Tess and Zibbler walked the five miles to the town together, then split at the walls. Confident that he would not be suspected of the "theft" of the slaves, Zibbler walked right in and headed for the square where the auction had taken place. The tables where the auction-clerks had taken his deed of trust the day before had been converted to a kind of war-room, with a map of the county spread out on it, and the Count, several of his knights, the auctioneers, and the heads of the militia and constabulary standing around discussing where to continue the search for the escapees.
Zibbler marched right up to David Deas, the auctioneer, and handed him the letter of credit he had been issued the day before, demanding that he be recompensed in cash. The auctioneer shrugged him off gruffly, complaining that he had just lost more than 600£ (12,000s) in merchandise. The auctioneer rifled through his bag and shoved the deed for "your shit little farm in the middle of no-where" back into Zibbler's hands. Zibbler, wisely, excused himself.
Zibbler had the deed to his farm back, but was left without resources to acquire the supplies the group needed. Heading back towards his home, he passed the large farm belonging to Sir John Fontaine, who was not only wealthy, but well known for never being home.
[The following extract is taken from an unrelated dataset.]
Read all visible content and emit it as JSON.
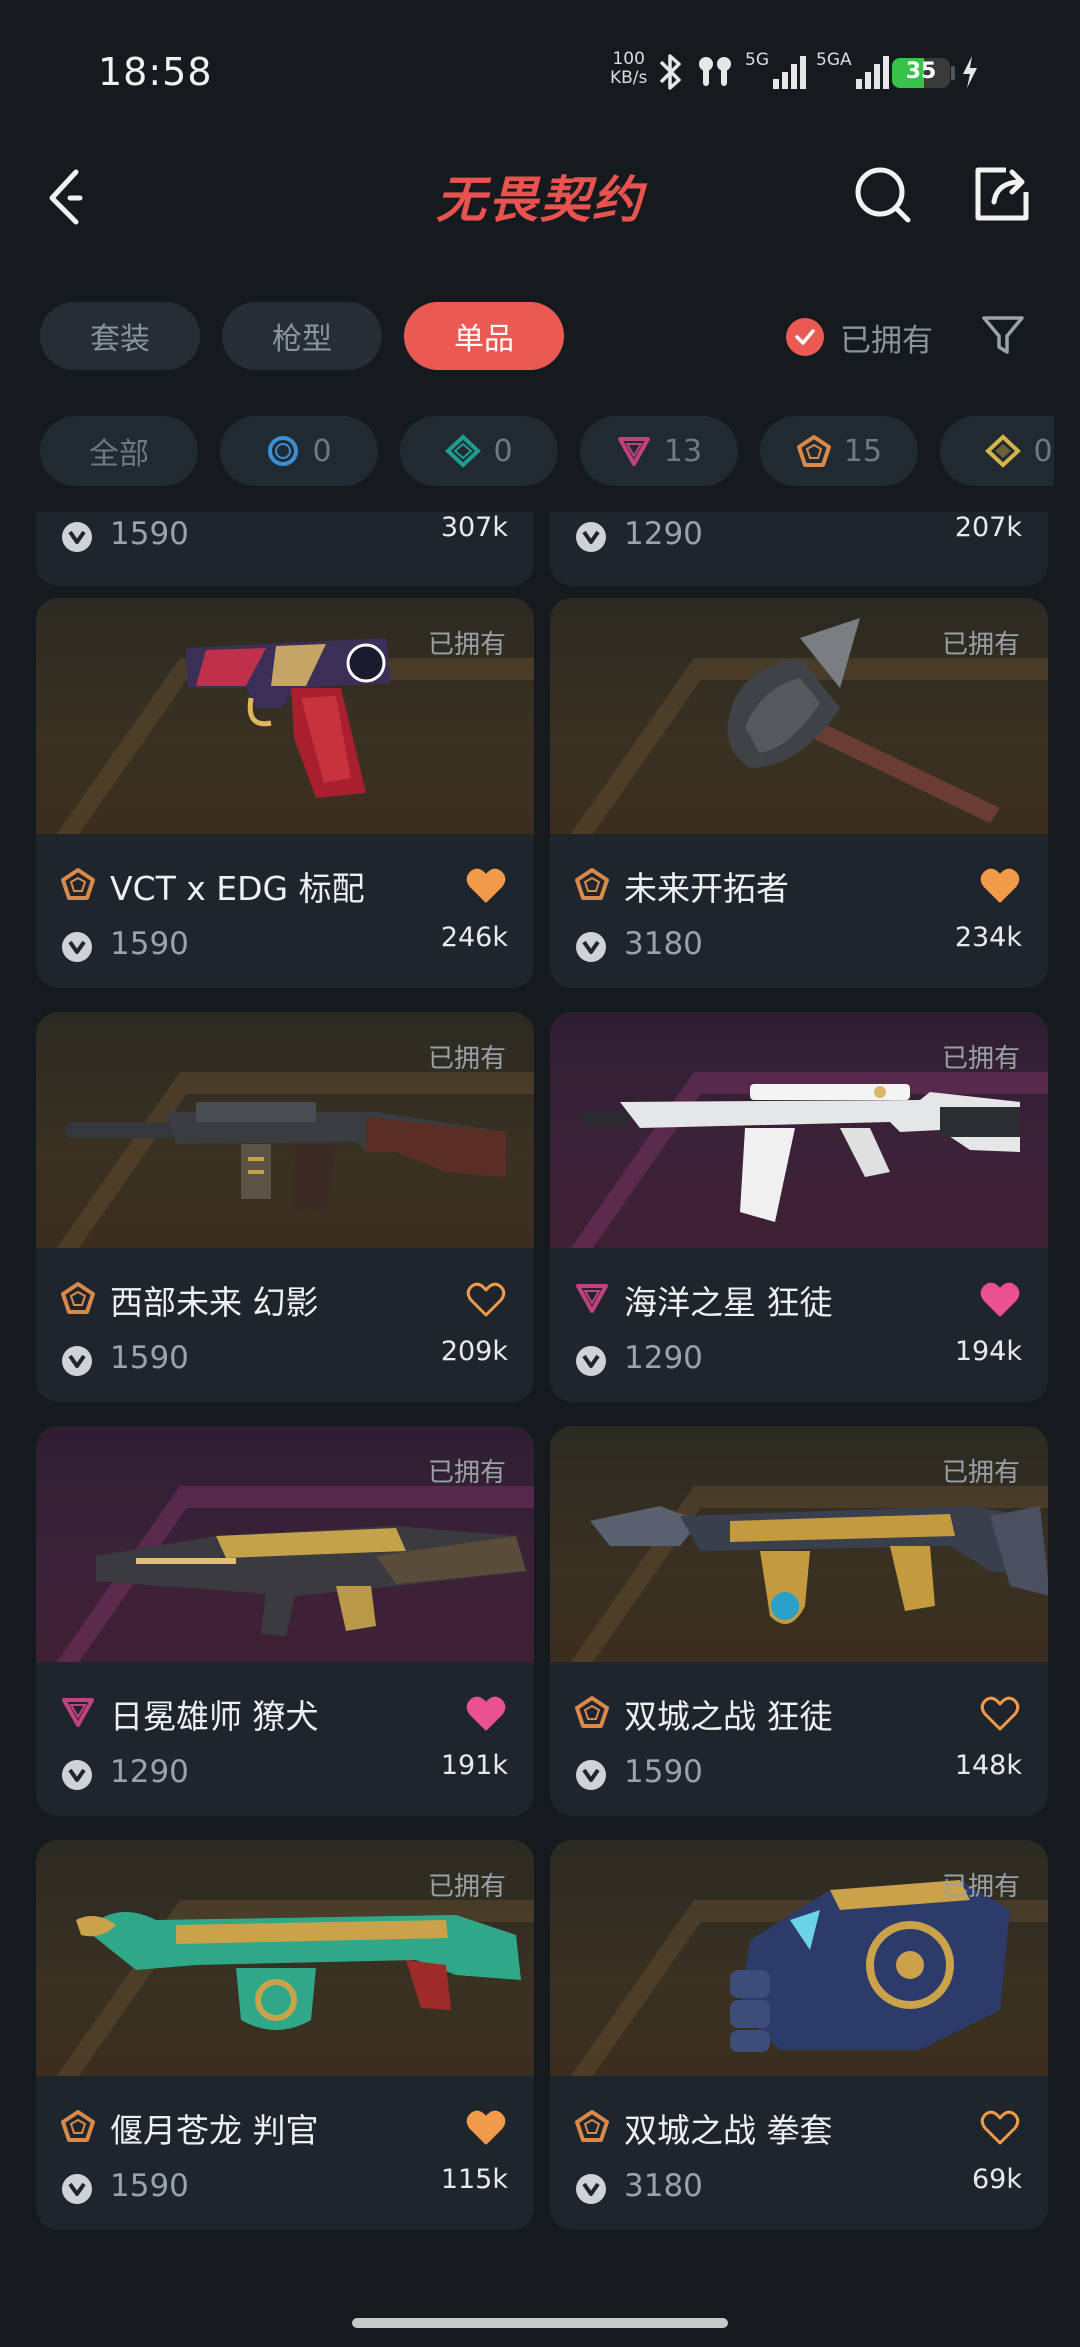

Trying his luck, he walked up to the front door and was greeted by Sir John's valet and household manager, himself a slave.
They exchanged small-talk, and the valet expressed his condolences for the failing health of Zibbler's parents, then Zibbler got down to business, explaining that he had to make a long journey to find medicinal herbs for his parents and was hoping to sell off the farm to pay for the expedition. Given that Sir John was himself a traveler, and owned such a large estate so close to his own, he thought Sir John might be willing to buy it. After a bit of haggling, Sir John's valet agreed to trade the deed for one of their larger (but older) wagons, a pair of young steer they had been training to the yoke together, and basic provisions for both Zibbler and the animals. He asked surprisingly few questions.
Tess, meanwhile, had snuck into town and found her father at the very same table where Zibbler had confronted the auctioneers. Getting as close as she dared, she listened in to hear them discussing the searchers who had returned empty handed from Zibbler's farm and the western part of the county, though one group said they had chased the slaves east before losing them. The Count gave orders to concentrate their search to the east, and to send riders to the Nantaughtacund, Doeg, and Patawomeck indians, suspecting that the slaves might try to integrate themselves with one of the nearer tribes.
Though still wanting to speak with her father, his obligatory involvement in the search for her lead Tess to abandon that plan. She rushed back to the camp to inform the others that the slavers would be busy to the east, at least for a time, giving them more of a headstart if they stuck with the plan to head west. She passed Zibbler and his new wagon and team of oxen at the ford and the two proceeded to the camp together.
There, they quickly rounded up everyone else, broke camp, and were underway by nightfall, picking their way along game-trails towards the unexplored mountains to the west...
To be continued...